Overnight rise: Arrange the somewhat unwieldy rolls in a buttered 8" square metal or glass pan. They'll want to flop some, so let them. Cover loosely with plastic wrap and let rise for 7 hours at 55º.

Bake the rolls: In the morning, let the rolls sit near the morning fire for an hour to warm up some. Preheat the oven to 425º and, once hot, put in the rolls. Bake for 10 minutes, lower the oven temperature to 350º and bake for 25-30 minutes more. If the tops get too dark, drape a piece of foil over the rolls for the last 10 minutes.

When the rolls are baked, put down your snow shovel and grab some coffee. The rolls should probably cool for 30 minutes, but I really wouldn't know - I've never been able to wait that long!

Disclaimer: These results were obtained in a mountain cabin with thin insulation and a 40-year old electric stove. Rising and baking times will vary.

For complete text and a few more photos, see original content at

bshuval's picture

Gateau a la creme (Brioche with creme fraiche filling)

Hi all, 

After watching the bread episode on Raymond Blanc's "Kitchen Secrets" several times (it is such a delightful show, and I just can't tire of it), I just had to make the Gateau a la creme. The recipe can be found on Raymond's site:

I used a different brioche dough recipe (I used Ciril Hitz's recipe from his latest book, "Baking Artisan Pastries and Bread"), but otherwise followed Blanc's recipe. It couldn't find creme fraiche, so I had to make my own. I warmed up some heavy cream slightly (just to room temperature), and stirred in a tablespoon of buttermilk. I let this stand, covered, on the counter for about 24 hours until it had thickened considerably. 

The result was amazing. First, it is simply beautiful to look at (especially with the nib sugar decoration on the sides). Second, the sweetness is just at the right level. You might think that because of the lemon and creme fraiche this might not sweet enough, but it is. The amount of sugar in this gateau is surprisingly low, and still it tastes amazing. 

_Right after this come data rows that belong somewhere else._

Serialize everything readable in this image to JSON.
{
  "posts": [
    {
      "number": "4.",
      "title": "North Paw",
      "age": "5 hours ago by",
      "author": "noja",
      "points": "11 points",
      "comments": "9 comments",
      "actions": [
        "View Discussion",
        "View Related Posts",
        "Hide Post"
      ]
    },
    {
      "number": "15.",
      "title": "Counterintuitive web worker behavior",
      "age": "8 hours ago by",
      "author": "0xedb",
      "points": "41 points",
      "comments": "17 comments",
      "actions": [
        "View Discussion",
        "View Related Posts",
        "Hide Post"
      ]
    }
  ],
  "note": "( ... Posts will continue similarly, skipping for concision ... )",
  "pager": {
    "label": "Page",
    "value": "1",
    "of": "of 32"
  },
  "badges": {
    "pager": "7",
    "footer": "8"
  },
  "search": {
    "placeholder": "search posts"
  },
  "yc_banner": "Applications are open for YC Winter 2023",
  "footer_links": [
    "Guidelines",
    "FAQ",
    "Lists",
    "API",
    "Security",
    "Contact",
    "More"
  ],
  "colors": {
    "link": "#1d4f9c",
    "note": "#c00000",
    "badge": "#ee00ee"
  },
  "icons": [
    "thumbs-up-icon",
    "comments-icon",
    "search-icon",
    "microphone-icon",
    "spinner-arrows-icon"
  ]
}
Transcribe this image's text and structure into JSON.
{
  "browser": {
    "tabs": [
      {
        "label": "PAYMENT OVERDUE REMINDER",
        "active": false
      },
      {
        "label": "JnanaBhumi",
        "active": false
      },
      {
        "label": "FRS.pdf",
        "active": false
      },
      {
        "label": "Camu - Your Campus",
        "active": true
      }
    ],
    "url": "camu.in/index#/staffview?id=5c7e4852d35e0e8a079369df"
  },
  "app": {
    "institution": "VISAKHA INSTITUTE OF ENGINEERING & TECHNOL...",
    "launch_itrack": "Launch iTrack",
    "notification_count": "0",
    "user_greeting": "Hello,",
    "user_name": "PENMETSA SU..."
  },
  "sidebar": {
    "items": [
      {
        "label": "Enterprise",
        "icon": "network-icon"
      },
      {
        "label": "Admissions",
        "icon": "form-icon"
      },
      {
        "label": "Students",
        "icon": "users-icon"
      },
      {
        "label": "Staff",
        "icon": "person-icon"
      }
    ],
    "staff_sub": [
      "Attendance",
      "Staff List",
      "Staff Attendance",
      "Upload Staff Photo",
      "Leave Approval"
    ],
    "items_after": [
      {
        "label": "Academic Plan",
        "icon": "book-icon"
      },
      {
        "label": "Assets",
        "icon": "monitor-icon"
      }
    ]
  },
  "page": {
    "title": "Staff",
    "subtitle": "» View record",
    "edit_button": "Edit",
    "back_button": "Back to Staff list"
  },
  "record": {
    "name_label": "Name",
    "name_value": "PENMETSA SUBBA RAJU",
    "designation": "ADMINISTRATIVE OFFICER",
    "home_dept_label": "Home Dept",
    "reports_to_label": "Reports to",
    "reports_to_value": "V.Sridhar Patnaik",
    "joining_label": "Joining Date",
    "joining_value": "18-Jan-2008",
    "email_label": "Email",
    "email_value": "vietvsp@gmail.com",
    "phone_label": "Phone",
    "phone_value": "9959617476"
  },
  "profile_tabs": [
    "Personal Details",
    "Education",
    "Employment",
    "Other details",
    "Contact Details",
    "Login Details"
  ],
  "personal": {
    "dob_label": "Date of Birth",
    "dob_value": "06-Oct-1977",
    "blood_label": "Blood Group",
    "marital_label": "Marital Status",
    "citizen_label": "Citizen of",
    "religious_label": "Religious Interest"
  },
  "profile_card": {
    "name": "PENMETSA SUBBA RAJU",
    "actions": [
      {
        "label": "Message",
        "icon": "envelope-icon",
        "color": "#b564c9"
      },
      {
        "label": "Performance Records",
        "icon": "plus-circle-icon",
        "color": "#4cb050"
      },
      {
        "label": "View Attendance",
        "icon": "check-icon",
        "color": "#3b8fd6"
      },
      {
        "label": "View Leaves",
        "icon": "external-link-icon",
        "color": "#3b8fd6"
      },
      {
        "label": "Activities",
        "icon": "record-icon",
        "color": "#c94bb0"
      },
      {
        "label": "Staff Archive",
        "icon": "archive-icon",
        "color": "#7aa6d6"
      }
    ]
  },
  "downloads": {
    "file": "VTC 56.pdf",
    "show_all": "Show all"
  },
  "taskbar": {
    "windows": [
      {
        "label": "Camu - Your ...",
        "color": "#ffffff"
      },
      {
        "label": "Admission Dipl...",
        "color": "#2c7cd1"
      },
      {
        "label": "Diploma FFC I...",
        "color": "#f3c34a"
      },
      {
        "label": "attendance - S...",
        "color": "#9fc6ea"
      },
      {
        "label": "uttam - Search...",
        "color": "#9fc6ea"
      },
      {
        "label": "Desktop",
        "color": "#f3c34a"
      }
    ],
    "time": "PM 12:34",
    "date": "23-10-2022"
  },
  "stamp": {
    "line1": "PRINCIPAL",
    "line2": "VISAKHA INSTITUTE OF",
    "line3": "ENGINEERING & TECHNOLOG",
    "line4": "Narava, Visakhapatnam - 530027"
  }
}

Another great thing about this recipe is that a lot of it can be made ahead. I made the brioche dough earlier in the week and held it in the freezer until the day before baking. The day before baking I took it out of the freezer and into the fridge to thaw. I had prepared the creme fraiche over the weekend, and kept that in the fridge as well (it will keep easily for a couple of weeks). Tonight, I had guests coming at 7. At 5:30 I came home from work. I took the dough out of the fridge and shaped it by hand into the gateau shape. I covered it and let it rest. I then prepared the custard filling and set it aside. After the 30 minute rest, I poured the filling and baked the gateau. After 25 minutes of baking, the brioche had risen nicely and browned beautifully, and the custard was set. The sugar sprinkled on top caramelized slightly to great effect. The gateau was ready before 7. I let it cool for about 30-45 minutes or so, and served it. 

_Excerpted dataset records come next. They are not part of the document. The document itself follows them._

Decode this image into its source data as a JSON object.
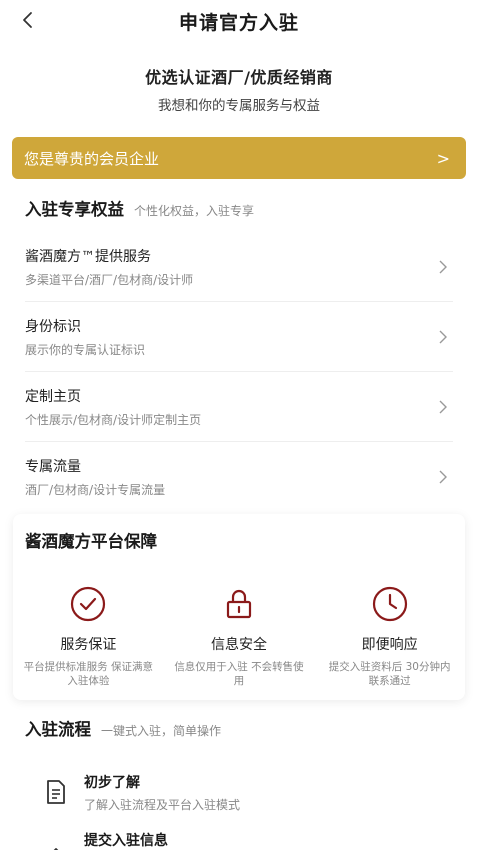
{
  "header": {
    "back_icon": "chevron-left-icon",
    "title": "申请官方入驻"
  },
  "hero": {
    "title": "优选认证酒厂/优质经销商",
    "subtitle": "我想和你的专属服务与权益"
  },
  "member_banner": {
    "text": "您是尊贵的会员企业",
    "arrow": ">",
    "color": "#cfa73a"
  },
  "benefits": {
    "title": "入驻专享权益",
    "subtitle": "个性化权益，入驻专享",
    "items": [
      {
        "name": "酱酒魔方™提供服务",
        "desc": "多渠道平台/酒厂/包材商/设计师"
      },
      {
        "name": "身份标识",
        "desc": "展示你的专属认证标识"
      },
      {
        "name": "定制主页",
        "desc": "个性展示/包材商/设计师定制主页"
      },
      {
        "name": "专属流量",
        "desc": "酒厂/包材商/设计专属流量"
      }
    ]
  },
  "guarantee": {
    "title": "酱酒魔方平台保障",
    "accent_color": "#8b1a1a",
    "items": [
      {
        "icon": "check-circle-icon",
        "label": "服务保证",
        "desc": "平台提供标准服务 保证满意入驻体验"
      },
      {
        "icon": "lock-icon",
        "label": "信息安全",
        "desc": "信息仅用于入驻 不会转售使用"
      },
      {
        "icon": "clock-icon",
        "label": "即便响应",
        "desc": "提交入驻资料后 30分钟内联系通过"
      }
    ]
  },
  "flow": {
    "title": "入驻流程",
    "subtitle": "一键式入驻，简单操作",
    "items": [
      {
        "icon": "document-icon",
        "name": "初步了解",
        "desc": "了解入驻流程及平台入驻模式"
      },
      {
        "icon": "upload-icon",
        "name": "提交入驻信息",
        "desc": ""
      }
    ]
  }
}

I apologize that I don't have any pictures of the gateau, but it was devoured before I had had the chance to take pictures. 

I really urge you to try this recipe out. I am normally not so excited about a recipe! 

One word of warning: I recommend that you bake the gateau on a baking sheet placed inside a pan with a shallow rim. A little bit of the filling tends to escape, and you don't want to make a mess in your oven.